SOURCE MATERIAL
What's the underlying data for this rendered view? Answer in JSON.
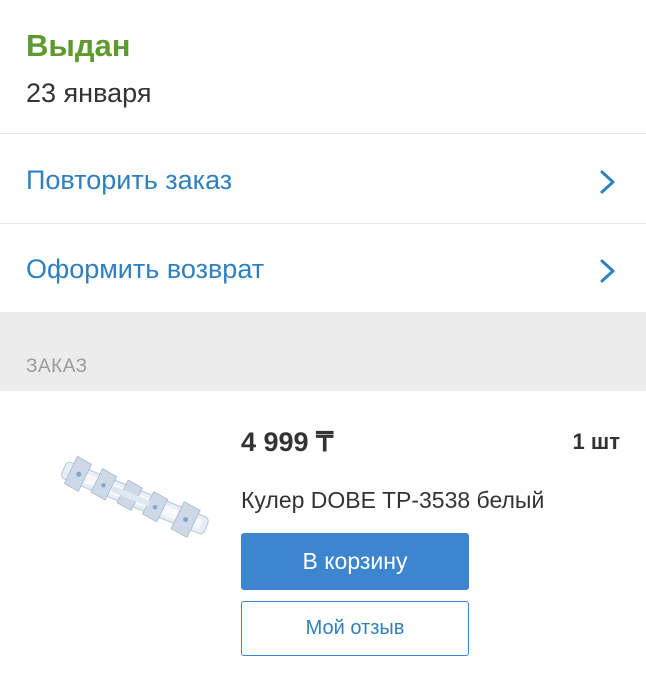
{
  "status": {
    "title": "Выдан",
    "date": "23 января"
  },
  "actions": [
    {
      "label": "Повторить заказ",
      "icon": "chevron-right-icon"
    },
    {
      "label": "Оформить возврат",
      "icon": "chevron-right-icon"
    }
  ],
  "order_section": {
    "label": "ЗАКАЗ"
  },
  "product": {
    "price": "4 999 ₸",
    "quantity": "1 шт",
    "name": "Кулер DOBE TP-3538 белый",
    "image_icon": "cooler-product-image",
    "add_to_cart_label": "В корзину",
    "review_label": "Мой отзыв"
  },
  "colors": {
    "status_green": "#5f9a2e",
    "link_blue": "#2f7fc1",
    "button_blue": "#3d86cf",
    "section_gray": "#ececec"
  }
}
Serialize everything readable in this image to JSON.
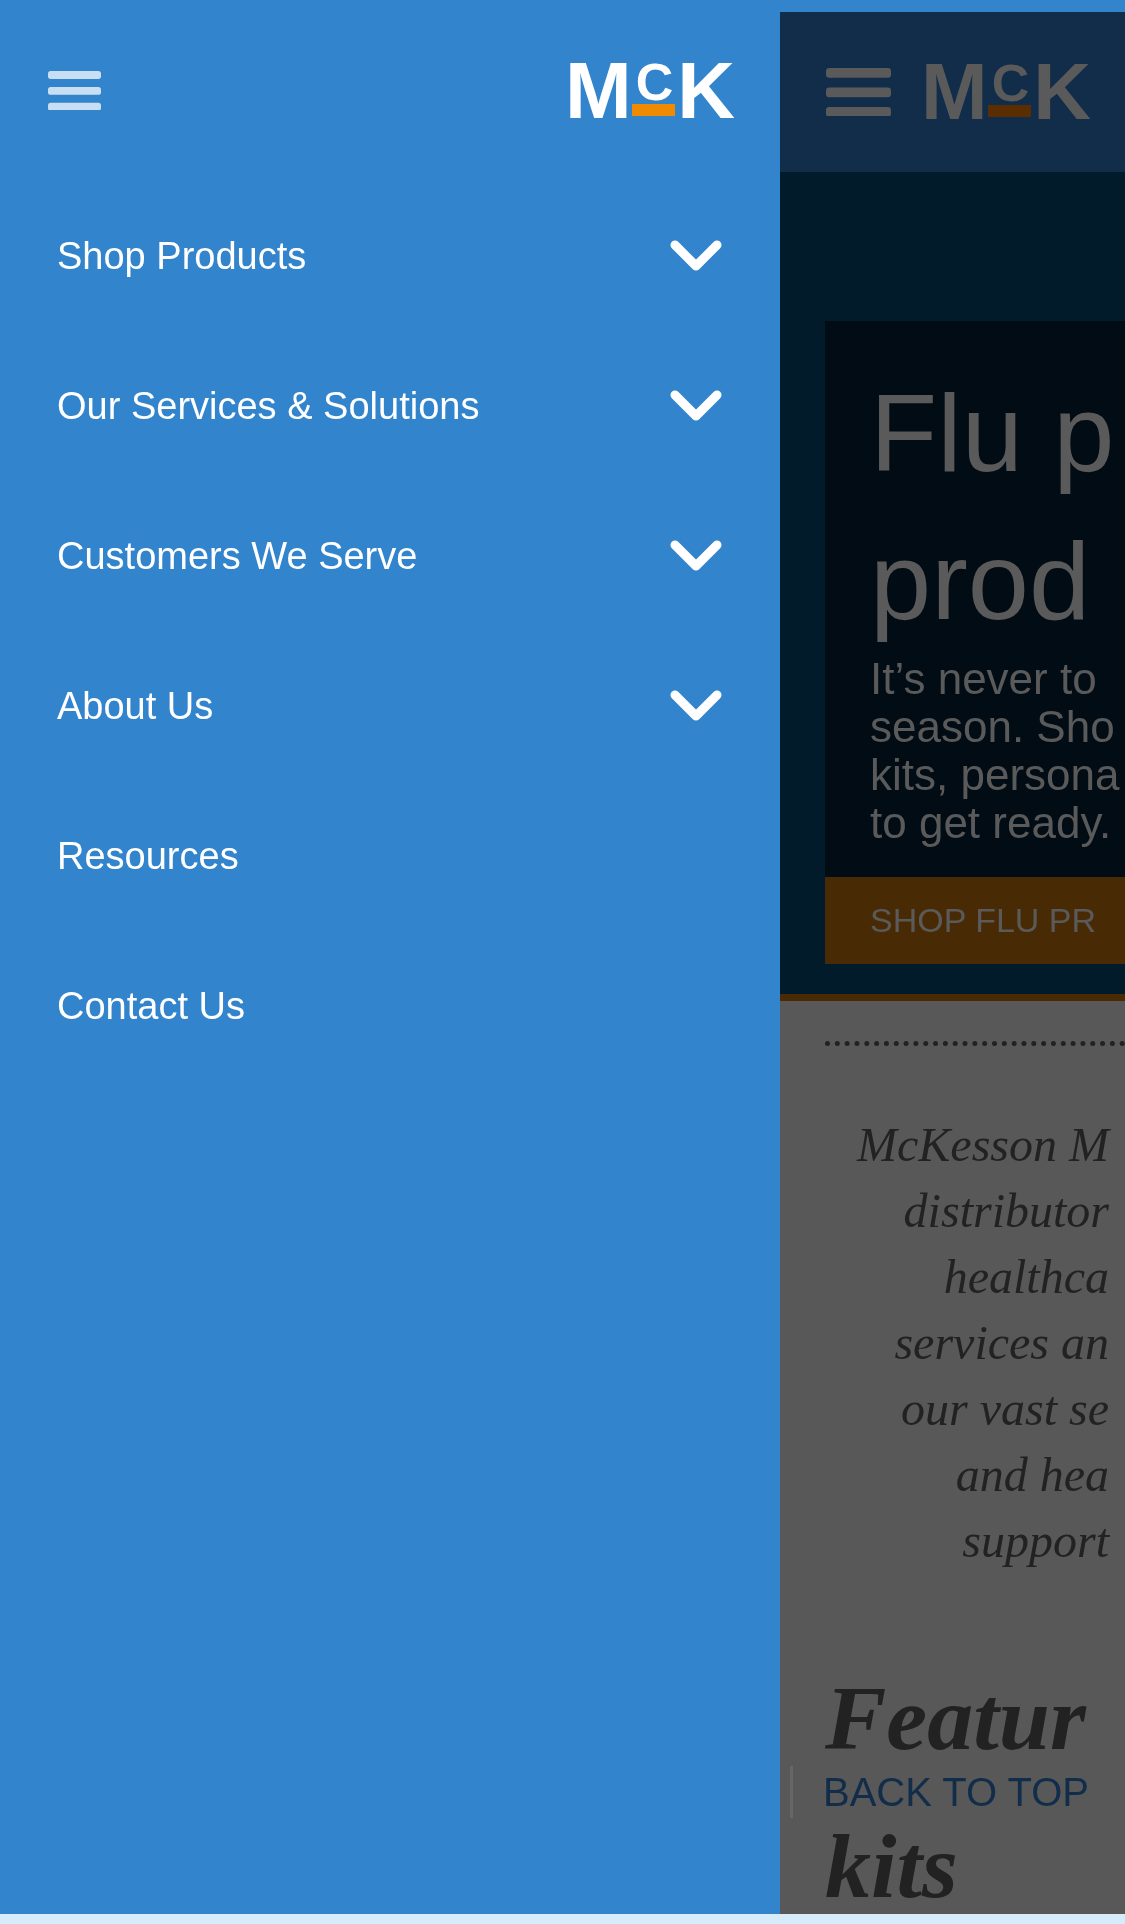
{
  "drawer": {
    "logo": [
      "M",
      "C",
      "K"
    ],
    "items": [
      {
        "label": "Shop Products",
        "expandable": true
      },
      {
        "label": "Our Services & Solutions",
        "expandable": true
      },
      {
        "label": "Customers We Serve",
        "expandable": true
      },
      {
        "label": "About Us",
        "expandable": true
      },
      {
        "label": "Resources",
        "expandable": false
      },
      {
        "label": "Contact Us",
        "expandable": false
      }
    ]
  },
  "page": {
    "logo": [
      "M",
      "C",
      "K"
    ],
    "hero": {
      "title_lines": [
        "Flu p",
        "prod"
      ],
      "body_lines": [
        "It’s never to",
        "season. Sho",
        "kits, persona",
        "to get ready."
      ],
      "button": "SHOP FLU PR"
    },
    "intro_lines": [
      "McKesson M",
      "distributor",
      "healthca",
      "services an",
      "our vast se",
      "and hea",
      "support"
    ],
    "heading_lines": [
      "Featur",
      "kits"
    ],
    "back_to_top": "BACK TO TOP"
  }
}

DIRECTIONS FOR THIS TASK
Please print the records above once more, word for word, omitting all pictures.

EXERCISE SOLUTION
What's the underlying data for this rendered view? Answer in JSON.
{
  "status": {
    "title": "Выдан",
    "date": "23 января"
  },
  "actions": [
    {
      "label": "Повторить заказ",
      "icon": "chevron-right-icon"
    },
    {
      "label": "Оформить возврат",
      "icon": "chevron-right-icon"
    }
  ],
  "order_section": {
    "label": "ЗАКАЗ"
  },
  "product": {
    "price": "4 999 ₸",
    "quantity": "1 шт",
    "name": "Кулер DOBE TP-3538 белый",
    "image_icon": "cooler-product-image",
    "add_to_cart_label": "В корзину",
    "review_label": "Мой отзыв"
  },
  "colors": {
    "status_green": "#5f9a2e",
    "link_blue": "#2f7fc1",
    "button_blue": "#3d86cf",
    "section_gray": "#ececec"
  }
}
Serialize everything readable in this image to JSON.
{
  "drawer": {
    "logo": [
      "M",
      "C",
      "K"
    ],
    "items": [
      {
        "label": "Shop Products",
        "expandable": true
      },
      {
        "label": "Our Services & Solutions",
        "expandable": true
      },
      {
        "label": "Customers We Serve",
        "expandable": true
      },
      {
        "label": "About Us",
        "expandable": true
      },
      {
        "label": "Resources",
        "expandable": false
      },
      {
        "label": "Contact Us",
        "expandable": false
      }
    ]
  },
  "page": {
    "logo": [
      "M",
      "C",
      "K"
    ],
    "hero": {
      "title_lines": [
        "Flu p",
        "prod"
      ],
      "body_lines": [
        "It’s never to",
        "season. Sho",
        "kits, persona",
        "to get ready."
      ],
      "button": "SHOP FLU PR"
    },
    "intro_lines": [
      "McKesson M",
      "distributor",
      "healthca",
      "services an",
      "our vast se",
      "and hea",
      "support"
    ],
    "heading_lines": [
      "Featur",
      "kits"
    ],
    "back_to_top": "BACK TO TOP"
  }
}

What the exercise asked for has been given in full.